         In our prior opinion, this Court found substantial evidence to support the trial court's conclusion that the officer had reasonable suspicion of criminal activity to support the traffic stop, and that the officer did not unreasonably prolong the traffic stop during the brief period before Fultz gave permission to search the vehicle. Therefore, we held that the trial court properly denied his motion to suppress. We also held that the trial court was authorized to impose court costs on Fultz. However, we concluded that the trial court was not authorized to impose fines on Fultz's misdemeanor convictions given his indigent status, and reversed the sentence imposing the fines.

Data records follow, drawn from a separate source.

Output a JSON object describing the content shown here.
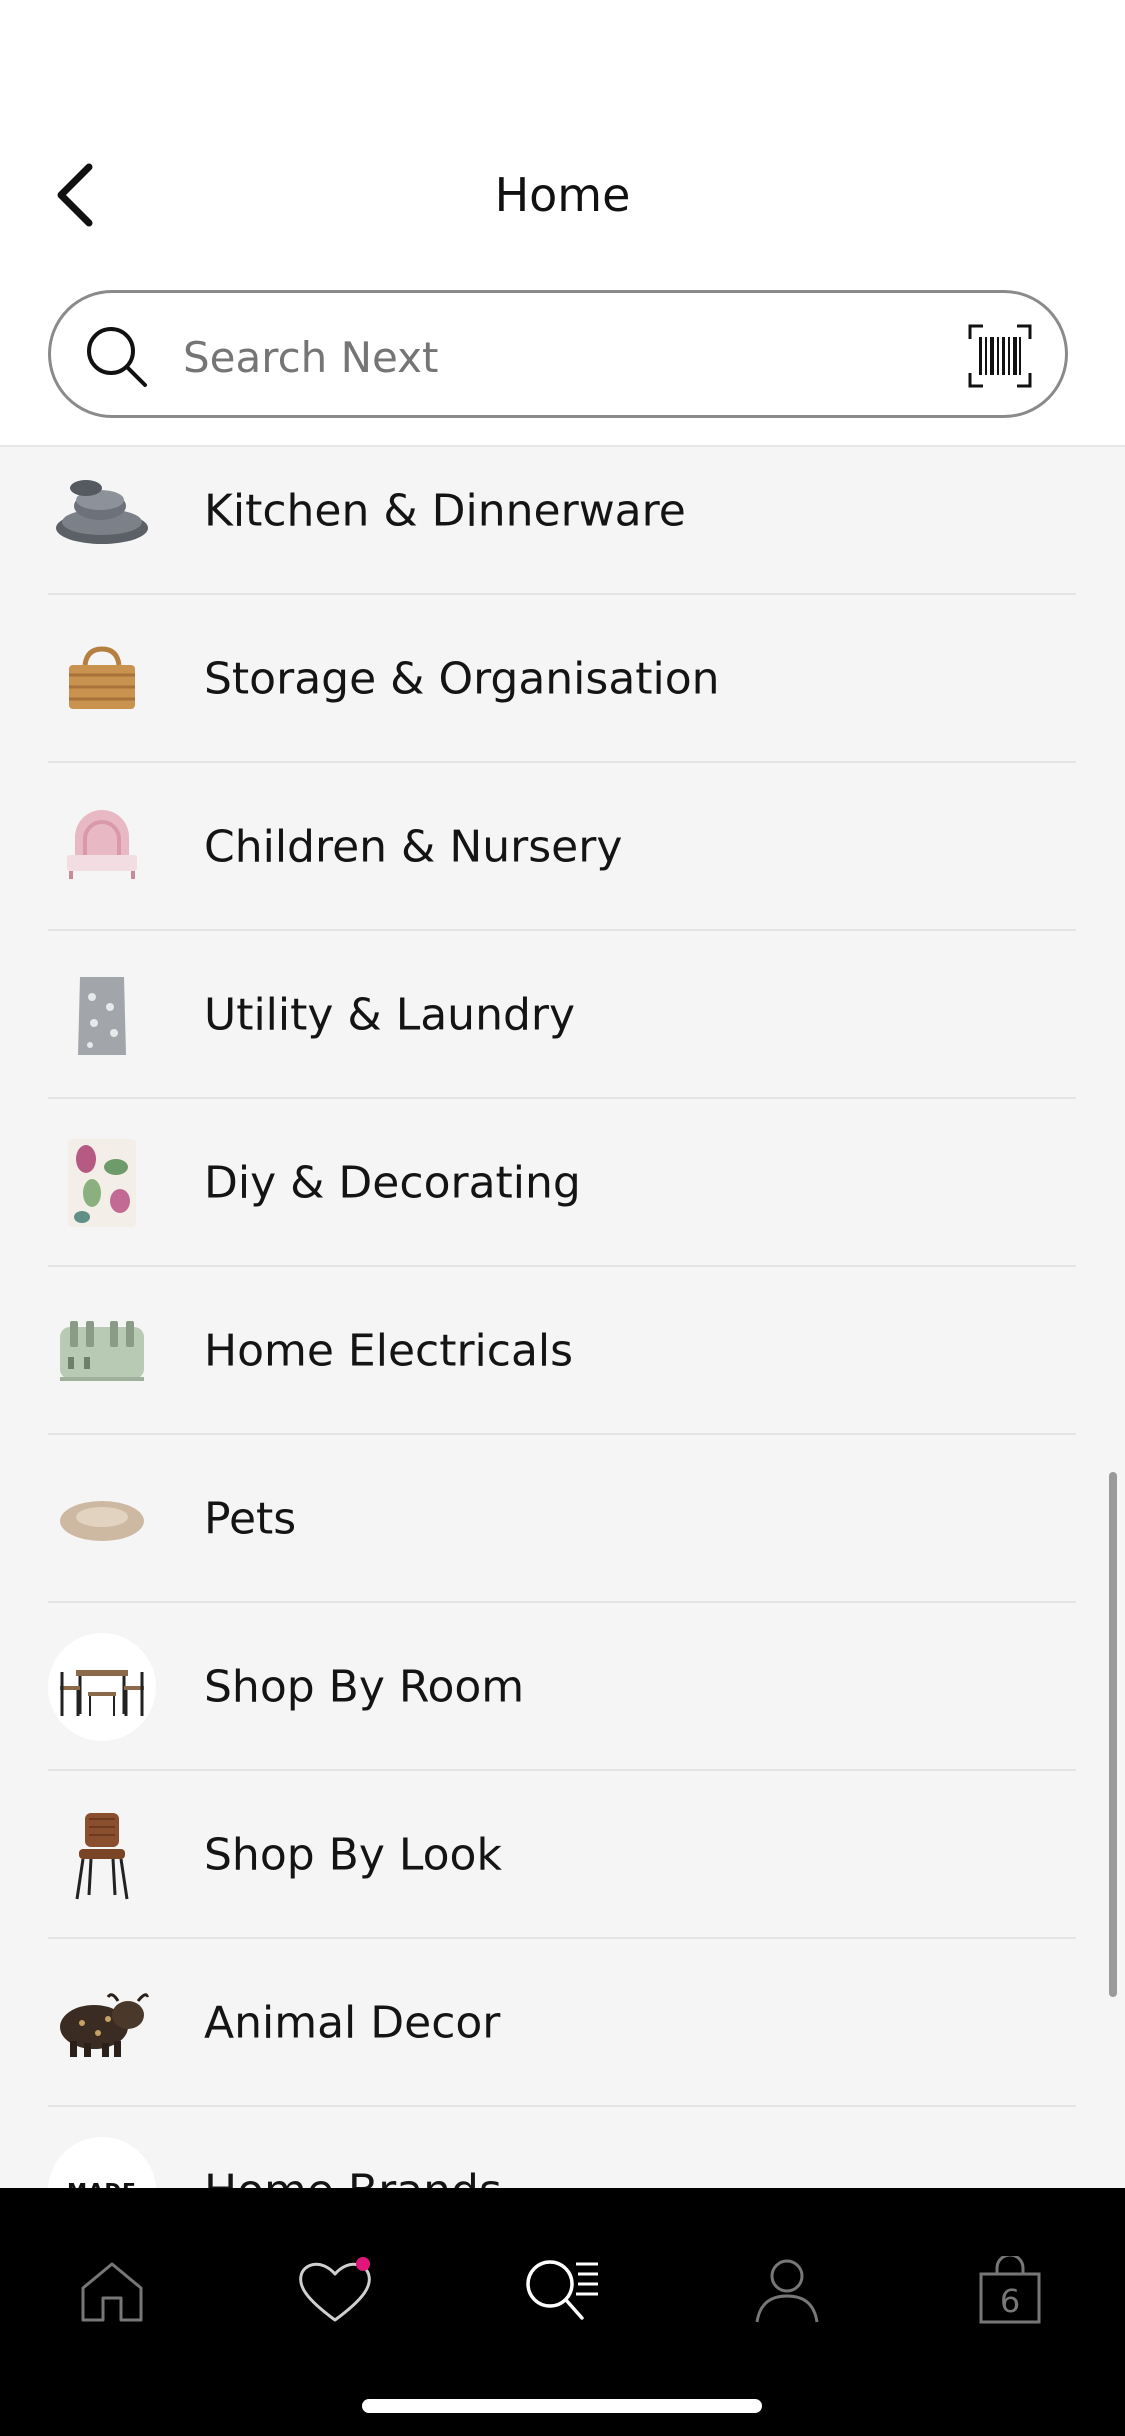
{
  "header": {
    "title": "Home",
    "back_icon": "chevron-left-icon"
  },
  "search": {
    "placeholder": "Search Next",
    "value": "",
    "search_icon": "search-icon",
    "barcode_icon": "barcode-scan-icon"
  },
  "categories": [
    {
      "label": "Kitchen & Dinnerware",
      "icon": "dinnerware-thumbnail"
    },
    {
      "label": "Storage & Organisation",
      "icon": "wicker-basket-thumbnail"
    },
    {
      "label": "Children & Nursery",
      "icon": "kids-bed-thumbnail"
    },
    {
      "label": "Utility & Laundry",
      "icon": "laundry-bag-thumbnail"
    },
    {
      "label": "Diy & Decorating",
      "icon": "floral-wallpaper-thumbnail"
    },
    {
      "label": "Home Electricals",
      "icon": "toaster-thumbnail"
    },
    {
      "label": "Pets",
      "icon": "pet-bed-thumbnail"
    },
    {
      "label": "Shop By Room",
      "icon": "dining-set-thumbnail"
    },
    {
      "label": "Shop By Look",
      "icon": "leather-chair-thumbnail"
    },
    {
      "label": "Animal Decor",
      "icon": "highland-cow-thumbnail"
    },
    {
      "label": "Home Brands",
      "icon": "made-logo-thumbnail",
      "logo_text": "MADE"
    }
  ],
  "tabbar": {
    "tabs": [
      {
        "name": "home-tab",
        "icon": "home-icon"
      },
      {
        "name": "favourites-tab",
        "icon": "heart-icon",
        "badge_color": "#e0167a"
      },
      {
        "name": "search-tab",
        "icon": "search-list-icon",
        "active": true
      },
      {
        "name": "account-tab",
        "icon": "person-icon"
      },
      {
        "name": "bag-tab",
        "icon": "shopping-bag-icon",
        "count": "6"
      }
    ]
  },
  "colors": {
    "header_bg": "#ffffff",
    "list_bg": "#f5f5f5",
    "tabbar_bg": "#000000",
    "accent_badge": "#e0167a"
  }
}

         The Commonwealth filed a motion seeking discretionary review of the latter holding. On June 6, 2018, the Supreme Court of Kentucky granted the motion and remanded the matter to this Court for further consideration of the Court's decision in Commonwealth v. Moore, 545 S.W.3d 848 (Ky. 2018). Having reviewed the reasoning and holding in Moore, we conclude that the trial court was authorized to impose a misdemeanor fine on Fultz for the offense of excessive window tinting, but it was not authorized to impose a fine on him for possession of drug paraphernalia. Because neither the Commonwealth nor Fultz sought discretionary review on the other issues raised in our prior opinion, we re-adopt the holding on those matters as if fully set forth herein. Hence, we affirm the judgment of conviction, the sentence imposing the court costs, and the $100 fine for excessive window tinting, but we reverse the sentence imposing the $500 fine for possession of drug paraphernalia.

         Background

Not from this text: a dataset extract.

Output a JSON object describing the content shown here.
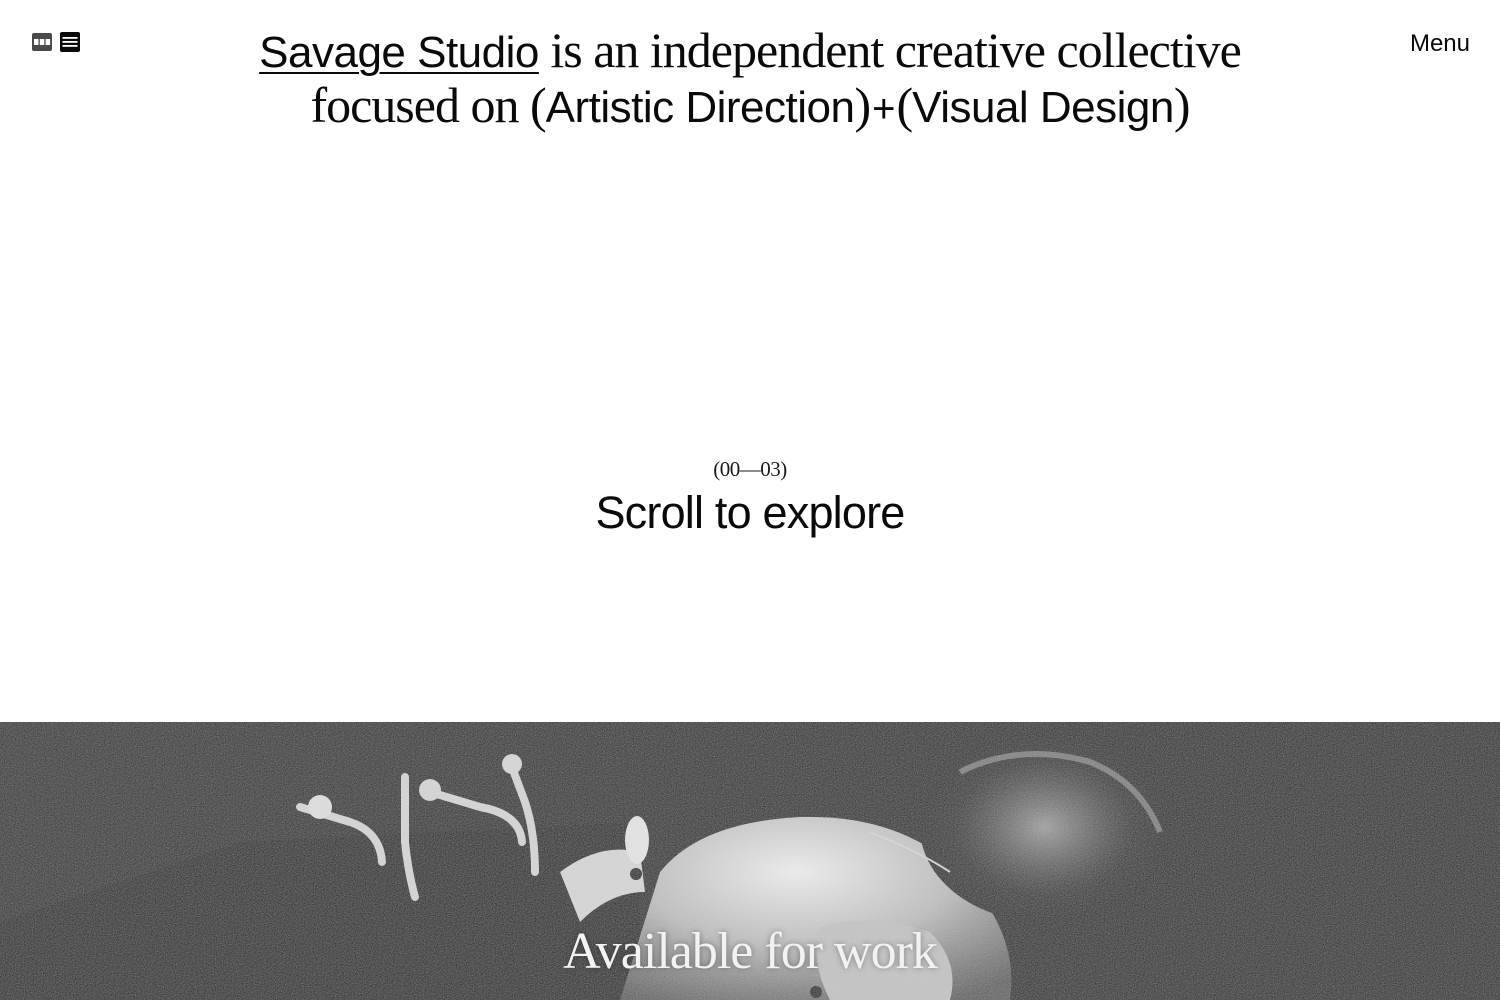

         The facts of this case were fully set forth in our prior opinion. For purposes of this appeal, the following facts are relevant. Following a traffic stop on July 30, 2014, Fultz was charged with Trafficking in a Controlled Substance (Two or More Grams Heroin), Possession of Drug Paraphernalia, and Excessive/Improper Window Tinting. Fultz filed a motion to suppress the evidence seized during the stop, arguing that the officer's stop was pretextual, without probable cause, and was impermissibly extended after it became apparent that there was no traffic violation.

         On May 12, 2015, the trial court conducted an evidentiary hearing on the motion at which the sole witness was Kentucky State Police Trooper Steve Mirus. Based upon Trooper Mirus's testimony, the trial court denied the motion to suppress. Thereafter, a jury convicted Fultz of the charged offenses. Based on the jury's verdict, the trial court sentenced Fultz to ten-years' imprisonment. The court also imposed fines of $100 for excessive window tinting and $500 for possession of drug paraphernalia. Finally, the court ordered Fultz to pay court costs. Fultz's appointed counsel requested that the trial court suspend the misdemeanor fines, since he had been previously found to be indigent. The trial court denied the motion, but ordered Fultz to pay the $100 fine within one year of his release from prison and the $500 fine within eighteen months of his release.

         On appeal, this Court affirmed the trial court's denial of Fultz's motion to suppress and the imposition of court costs. Since those issues were not appealed further, we have no reason to address them again. However, this Court held that KRS 534.040 precluded imposition of the misdemeanor fines because the trial court had ...


Buy This Entire Record For $7.95

Download the entire decision to receive the complete text, official citation,
docket number, dissents and concurrences, and footnotes for this case.

Learn more about what you receive with purchase of this case.